Material for the task
◇ ◇ ◇

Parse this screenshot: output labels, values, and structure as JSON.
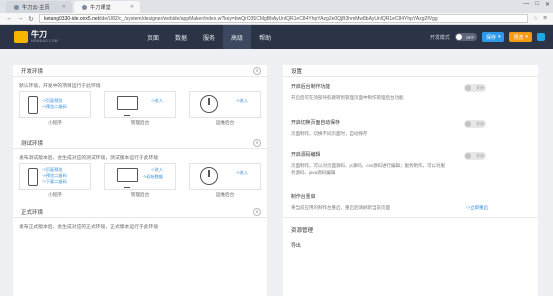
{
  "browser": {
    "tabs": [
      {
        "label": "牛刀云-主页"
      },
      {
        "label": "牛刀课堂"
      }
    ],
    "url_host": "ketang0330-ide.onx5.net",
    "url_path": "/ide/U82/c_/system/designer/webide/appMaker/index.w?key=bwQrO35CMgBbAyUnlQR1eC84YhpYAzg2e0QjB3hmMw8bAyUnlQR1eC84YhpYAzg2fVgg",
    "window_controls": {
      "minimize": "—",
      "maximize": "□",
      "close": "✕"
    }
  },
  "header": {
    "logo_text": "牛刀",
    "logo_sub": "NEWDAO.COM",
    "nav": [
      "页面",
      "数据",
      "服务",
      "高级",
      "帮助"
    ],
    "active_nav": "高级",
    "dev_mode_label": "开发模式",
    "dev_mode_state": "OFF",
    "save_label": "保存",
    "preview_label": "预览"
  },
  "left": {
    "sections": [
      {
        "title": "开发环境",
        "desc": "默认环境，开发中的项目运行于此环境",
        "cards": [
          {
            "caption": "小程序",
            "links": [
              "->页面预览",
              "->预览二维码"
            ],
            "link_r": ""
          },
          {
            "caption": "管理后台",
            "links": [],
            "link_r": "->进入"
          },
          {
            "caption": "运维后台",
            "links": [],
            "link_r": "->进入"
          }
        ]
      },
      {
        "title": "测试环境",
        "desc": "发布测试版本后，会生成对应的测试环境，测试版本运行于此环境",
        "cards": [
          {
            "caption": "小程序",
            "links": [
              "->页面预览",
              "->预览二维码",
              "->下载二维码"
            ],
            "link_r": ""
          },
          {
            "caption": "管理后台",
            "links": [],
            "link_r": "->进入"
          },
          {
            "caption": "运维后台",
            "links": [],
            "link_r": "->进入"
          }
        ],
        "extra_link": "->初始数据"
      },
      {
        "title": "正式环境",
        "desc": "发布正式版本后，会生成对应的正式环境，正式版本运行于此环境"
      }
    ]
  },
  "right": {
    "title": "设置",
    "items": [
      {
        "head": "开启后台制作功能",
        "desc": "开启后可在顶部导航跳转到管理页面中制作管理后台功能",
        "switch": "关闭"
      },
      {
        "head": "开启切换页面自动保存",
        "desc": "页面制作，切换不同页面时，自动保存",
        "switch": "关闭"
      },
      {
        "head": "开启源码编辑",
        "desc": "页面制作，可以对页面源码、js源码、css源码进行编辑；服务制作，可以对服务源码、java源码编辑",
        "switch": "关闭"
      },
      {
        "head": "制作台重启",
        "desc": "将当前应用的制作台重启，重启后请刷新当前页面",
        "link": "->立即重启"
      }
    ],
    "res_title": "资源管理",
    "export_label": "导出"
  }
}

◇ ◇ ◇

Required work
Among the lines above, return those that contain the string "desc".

Written solution
        "desc": "默认环境，开发中的项目运行于此环境",
        "desc": "发布测试版本后，会生成对应的测试环境，测试版本运行于此环境",
        "desc": "发布正式版本后，会生成对应的正式环境，正式版本运行于此环境"
        "desc": "开启后可在顶部导航跳转到管理页面中制作管理后台功能",
        "desc": "页面制作，切换不同页面时，自动保存",
        "desc": "页面制作，可以对页面源码、js源码、css源码进行编辑；服务制作，可以对服务源码、java源码编辑",
        "desc": "将当前应用的制作台重启，重启后请刷新当前页面",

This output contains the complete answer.